Papercrafting has just gotten more elegant, more exciting and much richer and more dignified with the stunning An Anthology of Decorated Papers (Thames & Hudson, $60). P.J.M. Marks, P. J. M. Marks, curator of bookbindings at the British Library, has pulled together a collection of gorgeously reproduced decorated papers, along with a thoughtful and carefully researched history of this often-overlooked art.
Rich in ornamentation, decorated papers have been in use for centuries—as wrappers and endpapers for books, as the backing for playing cards, and even as linings for chests and cases.
Yet despite the many contexts in which they can be found, they often go unnoticed. The remarkable new book An Anthology of Decorated Papers not only showcases several hundred of the best and most exquisite examples of decorated paper, but also provides a fascinating introduction to its history, traditions and techniques.
“Decorated papers have been produced worldwide for centuries,” Marks writes in the introduction to the book. From rudimentary paper in the Chinese court in 105 AD to block printing in China and Japan in the ninth and seventeenth centuries, respectively, to pre-industrial European decorated papers in Germany, France and Italy, to the impact of decorated papers, including Benjamin Franklin’s introduction of bank notes printed marbled paper to counter fraud, Marks examines the many paths and uses of decorated paper throughout history, including in art, bookbinding, and stationery.

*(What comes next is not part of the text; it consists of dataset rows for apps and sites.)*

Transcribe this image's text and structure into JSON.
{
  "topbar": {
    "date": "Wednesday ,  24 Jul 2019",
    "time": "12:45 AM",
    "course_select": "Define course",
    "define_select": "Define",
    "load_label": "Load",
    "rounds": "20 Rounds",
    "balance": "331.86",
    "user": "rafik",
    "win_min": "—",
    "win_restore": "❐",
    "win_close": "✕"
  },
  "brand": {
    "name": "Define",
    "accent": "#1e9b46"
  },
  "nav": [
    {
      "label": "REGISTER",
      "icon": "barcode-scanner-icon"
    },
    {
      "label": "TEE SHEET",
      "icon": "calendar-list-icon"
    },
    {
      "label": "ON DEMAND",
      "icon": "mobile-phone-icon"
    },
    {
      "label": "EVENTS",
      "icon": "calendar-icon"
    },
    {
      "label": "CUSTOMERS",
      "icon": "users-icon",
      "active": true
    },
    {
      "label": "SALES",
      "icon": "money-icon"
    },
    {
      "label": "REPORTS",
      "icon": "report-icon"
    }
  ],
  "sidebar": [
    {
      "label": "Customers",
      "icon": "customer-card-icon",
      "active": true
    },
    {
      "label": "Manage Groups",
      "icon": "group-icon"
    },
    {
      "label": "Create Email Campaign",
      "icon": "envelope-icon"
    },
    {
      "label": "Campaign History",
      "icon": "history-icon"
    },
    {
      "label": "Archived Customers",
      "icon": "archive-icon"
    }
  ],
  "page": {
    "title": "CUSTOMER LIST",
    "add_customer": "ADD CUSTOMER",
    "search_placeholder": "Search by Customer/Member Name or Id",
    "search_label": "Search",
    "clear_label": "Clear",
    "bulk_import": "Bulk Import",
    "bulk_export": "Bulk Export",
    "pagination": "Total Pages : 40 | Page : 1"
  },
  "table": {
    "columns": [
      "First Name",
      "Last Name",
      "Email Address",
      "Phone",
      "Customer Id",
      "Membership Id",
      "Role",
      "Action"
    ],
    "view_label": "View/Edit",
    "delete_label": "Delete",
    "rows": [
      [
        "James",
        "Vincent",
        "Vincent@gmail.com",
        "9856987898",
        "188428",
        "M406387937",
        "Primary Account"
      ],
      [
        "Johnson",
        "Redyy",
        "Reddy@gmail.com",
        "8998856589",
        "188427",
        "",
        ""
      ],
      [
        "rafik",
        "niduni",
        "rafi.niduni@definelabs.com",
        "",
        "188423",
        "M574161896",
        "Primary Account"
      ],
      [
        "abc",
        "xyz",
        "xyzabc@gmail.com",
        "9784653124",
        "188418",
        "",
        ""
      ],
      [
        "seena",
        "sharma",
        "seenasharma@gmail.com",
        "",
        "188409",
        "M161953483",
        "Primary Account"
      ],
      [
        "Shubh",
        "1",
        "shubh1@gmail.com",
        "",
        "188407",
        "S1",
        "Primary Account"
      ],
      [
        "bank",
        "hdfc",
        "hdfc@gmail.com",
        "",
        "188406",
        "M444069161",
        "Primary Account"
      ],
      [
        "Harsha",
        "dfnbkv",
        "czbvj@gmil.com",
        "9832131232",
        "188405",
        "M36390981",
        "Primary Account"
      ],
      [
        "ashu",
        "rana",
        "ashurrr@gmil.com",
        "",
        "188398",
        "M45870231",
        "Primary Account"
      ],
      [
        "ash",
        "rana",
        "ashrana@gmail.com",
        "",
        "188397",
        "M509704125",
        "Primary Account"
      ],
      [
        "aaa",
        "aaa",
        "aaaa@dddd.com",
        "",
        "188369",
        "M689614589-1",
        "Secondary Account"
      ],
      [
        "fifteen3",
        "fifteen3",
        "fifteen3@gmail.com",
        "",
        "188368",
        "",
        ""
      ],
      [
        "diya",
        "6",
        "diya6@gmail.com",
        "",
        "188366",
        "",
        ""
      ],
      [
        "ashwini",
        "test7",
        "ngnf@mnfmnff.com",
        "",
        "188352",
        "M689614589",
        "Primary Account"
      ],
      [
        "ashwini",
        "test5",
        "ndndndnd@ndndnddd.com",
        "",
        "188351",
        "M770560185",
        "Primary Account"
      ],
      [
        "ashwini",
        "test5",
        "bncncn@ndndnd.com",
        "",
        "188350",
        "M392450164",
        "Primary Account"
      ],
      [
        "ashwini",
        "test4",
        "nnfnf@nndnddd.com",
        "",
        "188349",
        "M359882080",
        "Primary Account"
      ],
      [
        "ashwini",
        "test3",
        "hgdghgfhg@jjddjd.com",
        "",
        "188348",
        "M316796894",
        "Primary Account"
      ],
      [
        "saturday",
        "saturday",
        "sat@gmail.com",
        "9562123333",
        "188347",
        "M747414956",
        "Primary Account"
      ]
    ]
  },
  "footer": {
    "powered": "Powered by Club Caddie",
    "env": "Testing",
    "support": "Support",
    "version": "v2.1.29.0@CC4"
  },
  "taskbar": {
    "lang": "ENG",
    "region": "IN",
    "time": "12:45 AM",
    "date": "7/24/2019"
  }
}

Drawing on the Olga Hirsch collection at the British Library, one of the largest and most diverse collections of decorated papers in the world, this beautifully produced anthology will both delight and inspire designers, bibliophiles, and anyone with a love of pattern and decoration.